People are voluntarily quitting their jobs at the highest rate since the pre-recession era, according to the Job Openings and Labor Turnover Survey — known as JOLTS — published by The Bureau of Labor Statistics.
The report says that 2.16 million people quit their jobs in the latest data, which represents 53 percent of all job separations — this includes quits, layoffs and discharges — when accounting for retirees.
The graph below, published by Gluskin Sheff Research, illustrates the trend in the quitting rate and the number of people who have quit as a
percentage compared to the total number of people employed in the past decade:
Gluskin Sheff Research
So what does this mean about our labor market? In short, it’s an indication that people are confident that they can find other opportunities elsewhere and is “a sign of any sustained improvement in the labor markets,” Fed vice chair Janet Yellen said in a speech last month.
Peter Cappelli, a management professor at the University of Pennsylvania&#
So who are these workers? T here’s a good possibility that people are leaving their jobs to pursue freelancing, consulting or the entrepreneur route. This
need to work for yourself is predicted to reach 40 percent of the American workforce by 2020, and is most common in sectors of the economy that are growing.
Economist Robert Reich tells us that “at least [for] now, a few employees feel t hey can do better as consultants or freelancers,
“This has put a particularly heavy burden on working mothers and others who have primary responsibility for child care or elder care.”
Aside from those with an entrepreneurial mindset, another group of people who are quitting tend to be ” young, black, Hispanic, female [and] working class,” says Pat Buchanan at Free Republic. In this group, workers may be leaving to go back
to school for a chance of finding better jobs.
Although the demand for labor is on the rise, there has been a mismatch in the skills employers need and what’s currently available.

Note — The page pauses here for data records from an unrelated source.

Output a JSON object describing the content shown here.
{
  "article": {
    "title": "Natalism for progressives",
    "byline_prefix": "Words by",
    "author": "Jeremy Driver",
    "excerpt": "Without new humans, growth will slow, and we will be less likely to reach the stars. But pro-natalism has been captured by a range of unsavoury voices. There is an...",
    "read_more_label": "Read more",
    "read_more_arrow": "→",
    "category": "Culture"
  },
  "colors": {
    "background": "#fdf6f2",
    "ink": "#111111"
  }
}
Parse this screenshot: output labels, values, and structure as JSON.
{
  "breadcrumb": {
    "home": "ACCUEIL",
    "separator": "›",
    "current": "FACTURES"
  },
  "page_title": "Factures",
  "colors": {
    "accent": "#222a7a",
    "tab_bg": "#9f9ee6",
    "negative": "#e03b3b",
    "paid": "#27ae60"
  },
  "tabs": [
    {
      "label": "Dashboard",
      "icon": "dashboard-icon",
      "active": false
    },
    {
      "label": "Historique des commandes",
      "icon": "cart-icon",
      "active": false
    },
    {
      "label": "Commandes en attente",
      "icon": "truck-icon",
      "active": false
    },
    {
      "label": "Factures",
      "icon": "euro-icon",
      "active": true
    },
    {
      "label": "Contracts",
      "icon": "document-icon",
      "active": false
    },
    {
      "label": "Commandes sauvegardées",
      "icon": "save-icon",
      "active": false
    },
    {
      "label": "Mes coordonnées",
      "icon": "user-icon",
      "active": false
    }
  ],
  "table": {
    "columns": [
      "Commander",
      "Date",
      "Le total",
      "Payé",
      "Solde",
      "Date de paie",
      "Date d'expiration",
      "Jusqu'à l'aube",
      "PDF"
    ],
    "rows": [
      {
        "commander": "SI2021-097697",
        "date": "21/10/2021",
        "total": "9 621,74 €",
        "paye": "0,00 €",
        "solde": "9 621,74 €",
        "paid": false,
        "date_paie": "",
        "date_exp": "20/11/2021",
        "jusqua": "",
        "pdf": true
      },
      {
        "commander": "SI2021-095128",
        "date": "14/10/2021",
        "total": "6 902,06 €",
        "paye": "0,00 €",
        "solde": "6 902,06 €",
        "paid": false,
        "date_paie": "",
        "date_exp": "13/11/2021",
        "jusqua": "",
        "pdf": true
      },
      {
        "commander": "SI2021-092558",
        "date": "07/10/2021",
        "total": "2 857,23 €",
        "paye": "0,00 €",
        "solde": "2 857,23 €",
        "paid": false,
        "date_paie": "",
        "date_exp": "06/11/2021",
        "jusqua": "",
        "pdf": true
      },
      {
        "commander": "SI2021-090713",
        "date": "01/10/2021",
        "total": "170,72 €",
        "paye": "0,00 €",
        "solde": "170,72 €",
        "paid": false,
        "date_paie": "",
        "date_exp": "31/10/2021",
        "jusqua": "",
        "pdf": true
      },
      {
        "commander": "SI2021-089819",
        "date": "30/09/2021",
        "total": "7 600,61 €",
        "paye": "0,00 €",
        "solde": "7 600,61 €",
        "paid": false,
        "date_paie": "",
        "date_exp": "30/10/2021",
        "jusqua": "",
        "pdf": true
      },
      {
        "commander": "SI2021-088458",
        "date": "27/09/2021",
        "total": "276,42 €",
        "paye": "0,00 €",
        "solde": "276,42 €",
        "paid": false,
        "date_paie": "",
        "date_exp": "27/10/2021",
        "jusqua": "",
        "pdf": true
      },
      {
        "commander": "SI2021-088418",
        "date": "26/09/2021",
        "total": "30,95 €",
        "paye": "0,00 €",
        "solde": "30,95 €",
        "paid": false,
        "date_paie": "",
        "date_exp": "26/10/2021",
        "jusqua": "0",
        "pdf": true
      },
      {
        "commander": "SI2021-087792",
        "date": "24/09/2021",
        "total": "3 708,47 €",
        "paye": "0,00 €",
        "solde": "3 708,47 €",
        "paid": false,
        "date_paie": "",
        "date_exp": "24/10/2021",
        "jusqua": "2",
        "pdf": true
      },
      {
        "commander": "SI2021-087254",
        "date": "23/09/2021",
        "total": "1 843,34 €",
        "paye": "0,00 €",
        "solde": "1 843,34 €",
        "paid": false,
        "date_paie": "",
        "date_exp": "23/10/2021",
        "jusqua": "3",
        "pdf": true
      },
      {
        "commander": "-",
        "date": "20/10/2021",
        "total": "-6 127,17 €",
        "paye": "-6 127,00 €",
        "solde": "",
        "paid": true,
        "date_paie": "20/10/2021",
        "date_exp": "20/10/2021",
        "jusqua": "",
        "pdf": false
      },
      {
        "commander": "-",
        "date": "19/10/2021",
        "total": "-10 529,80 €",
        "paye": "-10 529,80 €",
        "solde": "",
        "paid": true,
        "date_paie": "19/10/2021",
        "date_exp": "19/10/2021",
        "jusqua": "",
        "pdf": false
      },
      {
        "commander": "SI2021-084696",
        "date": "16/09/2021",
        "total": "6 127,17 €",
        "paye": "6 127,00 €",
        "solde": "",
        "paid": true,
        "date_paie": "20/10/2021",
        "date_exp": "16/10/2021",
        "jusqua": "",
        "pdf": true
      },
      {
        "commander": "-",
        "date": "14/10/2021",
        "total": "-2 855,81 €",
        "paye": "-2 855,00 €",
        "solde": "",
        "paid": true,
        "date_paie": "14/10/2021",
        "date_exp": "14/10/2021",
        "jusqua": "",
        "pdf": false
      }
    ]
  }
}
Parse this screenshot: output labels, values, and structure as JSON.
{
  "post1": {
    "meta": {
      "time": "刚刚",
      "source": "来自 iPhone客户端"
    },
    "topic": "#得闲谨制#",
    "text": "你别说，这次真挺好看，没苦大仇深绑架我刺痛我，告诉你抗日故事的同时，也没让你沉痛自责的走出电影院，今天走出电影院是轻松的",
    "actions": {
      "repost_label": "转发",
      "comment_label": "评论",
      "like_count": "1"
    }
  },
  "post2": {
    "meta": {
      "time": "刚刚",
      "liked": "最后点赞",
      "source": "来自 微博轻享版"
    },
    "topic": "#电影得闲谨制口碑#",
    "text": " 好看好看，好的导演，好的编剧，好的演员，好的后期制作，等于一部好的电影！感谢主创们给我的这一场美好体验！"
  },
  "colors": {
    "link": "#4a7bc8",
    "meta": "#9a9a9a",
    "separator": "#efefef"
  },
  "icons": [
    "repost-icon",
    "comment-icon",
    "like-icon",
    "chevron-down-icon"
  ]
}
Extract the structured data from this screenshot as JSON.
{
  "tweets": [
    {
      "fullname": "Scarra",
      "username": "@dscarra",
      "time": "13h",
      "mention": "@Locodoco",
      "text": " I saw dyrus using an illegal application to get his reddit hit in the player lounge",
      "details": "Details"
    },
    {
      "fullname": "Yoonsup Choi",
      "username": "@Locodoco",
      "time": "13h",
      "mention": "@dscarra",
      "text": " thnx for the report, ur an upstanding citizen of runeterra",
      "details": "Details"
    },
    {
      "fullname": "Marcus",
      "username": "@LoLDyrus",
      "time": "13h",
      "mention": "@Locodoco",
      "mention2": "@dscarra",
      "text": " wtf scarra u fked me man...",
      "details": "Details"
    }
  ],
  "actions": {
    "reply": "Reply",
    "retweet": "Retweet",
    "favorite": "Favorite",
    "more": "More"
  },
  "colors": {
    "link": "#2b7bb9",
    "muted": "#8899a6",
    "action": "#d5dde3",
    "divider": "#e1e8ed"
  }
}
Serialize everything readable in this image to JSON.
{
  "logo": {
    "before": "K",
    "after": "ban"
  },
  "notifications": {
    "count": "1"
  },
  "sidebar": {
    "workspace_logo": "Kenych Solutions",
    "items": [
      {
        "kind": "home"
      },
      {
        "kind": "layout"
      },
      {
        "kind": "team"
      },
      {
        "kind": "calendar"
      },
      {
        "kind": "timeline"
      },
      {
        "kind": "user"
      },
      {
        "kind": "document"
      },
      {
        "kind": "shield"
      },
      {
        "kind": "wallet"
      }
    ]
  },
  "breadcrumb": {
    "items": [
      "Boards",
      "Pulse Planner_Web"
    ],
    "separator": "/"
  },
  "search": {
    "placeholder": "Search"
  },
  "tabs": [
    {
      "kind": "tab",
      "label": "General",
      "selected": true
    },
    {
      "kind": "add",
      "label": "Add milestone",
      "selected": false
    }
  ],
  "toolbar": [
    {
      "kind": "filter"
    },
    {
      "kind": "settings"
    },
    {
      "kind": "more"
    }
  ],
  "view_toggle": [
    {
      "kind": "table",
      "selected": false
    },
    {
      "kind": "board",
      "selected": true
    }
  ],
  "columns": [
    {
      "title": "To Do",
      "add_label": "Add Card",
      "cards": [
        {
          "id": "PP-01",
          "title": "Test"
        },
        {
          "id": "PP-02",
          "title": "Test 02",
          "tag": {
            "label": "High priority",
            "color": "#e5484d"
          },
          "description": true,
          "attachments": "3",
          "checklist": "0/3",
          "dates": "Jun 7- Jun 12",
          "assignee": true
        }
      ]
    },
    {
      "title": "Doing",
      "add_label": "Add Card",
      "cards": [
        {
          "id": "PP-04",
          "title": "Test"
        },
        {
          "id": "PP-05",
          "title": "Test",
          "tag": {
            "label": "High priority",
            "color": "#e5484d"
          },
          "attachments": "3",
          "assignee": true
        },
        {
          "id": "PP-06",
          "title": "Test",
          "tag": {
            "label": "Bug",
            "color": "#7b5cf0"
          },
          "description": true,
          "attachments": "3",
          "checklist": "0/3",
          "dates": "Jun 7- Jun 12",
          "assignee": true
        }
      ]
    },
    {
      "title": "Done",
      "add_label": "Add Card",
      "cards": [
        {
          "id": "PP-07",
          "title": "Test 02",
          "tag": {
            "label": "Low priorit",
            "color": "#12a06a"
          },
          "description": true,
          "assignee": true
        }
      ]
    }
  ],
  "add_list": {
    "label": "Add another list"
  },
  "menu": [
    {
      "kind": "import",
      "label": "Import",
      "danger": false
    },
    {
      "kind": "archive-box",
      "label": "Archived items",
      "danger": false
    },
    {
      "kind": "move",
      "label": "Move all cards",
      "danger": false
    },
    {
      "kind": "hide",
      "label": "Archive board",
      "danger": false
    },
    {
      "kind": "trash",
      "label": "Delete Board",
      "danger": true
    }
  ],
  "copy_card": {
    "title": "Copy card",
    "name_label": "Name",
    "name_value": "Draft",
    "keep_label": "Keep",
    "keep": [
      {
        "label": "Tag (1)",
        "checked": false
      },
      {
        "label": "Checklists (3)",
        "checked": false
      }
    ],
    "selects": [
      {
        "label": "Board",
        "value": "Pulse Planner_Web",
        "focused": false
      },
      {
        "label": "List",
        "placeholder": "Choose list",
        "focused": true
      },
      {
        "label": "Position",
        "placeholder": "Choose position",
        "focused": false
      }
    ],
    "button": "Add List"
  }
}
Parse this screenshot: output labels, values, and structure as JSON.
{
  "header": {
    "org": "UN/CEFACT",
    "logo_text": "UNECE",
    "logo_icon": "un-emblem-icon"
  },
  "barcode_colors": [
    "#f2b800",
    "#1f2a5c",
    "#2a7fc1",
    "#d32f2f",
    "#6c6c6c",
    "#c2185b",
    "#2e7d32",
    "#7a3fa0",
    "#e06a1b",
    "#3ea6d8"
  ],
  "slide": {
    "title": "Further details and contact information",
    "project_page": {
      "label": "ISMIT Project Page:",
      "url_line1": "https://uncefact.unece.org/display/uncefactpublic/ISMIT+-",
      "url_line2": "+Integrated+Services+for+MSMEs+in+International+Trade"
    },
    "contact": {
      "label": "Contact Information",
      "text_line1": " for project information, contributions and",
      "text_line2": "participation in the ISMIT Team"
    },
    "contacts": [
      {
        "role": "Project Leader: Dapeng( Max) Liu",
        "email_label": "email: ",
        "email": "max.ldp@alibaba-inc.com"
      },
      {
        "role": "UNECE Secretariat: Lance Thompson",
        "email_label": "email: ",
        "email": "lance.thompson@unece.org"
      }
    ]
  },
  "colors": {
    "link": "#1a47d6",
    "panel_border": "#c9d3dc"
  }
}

According to the BLS, job openings have risen by 11.3 percent in the past year, yet hiring has declined by 1.6 percent, meaning that jobs are available but there aren’t enough people with the needed skills to fill them.
Although workers quitting may be tiresome for companies and HR, the bigger picture indicates that those in the workforce are confident about what’s ahead for the labor market.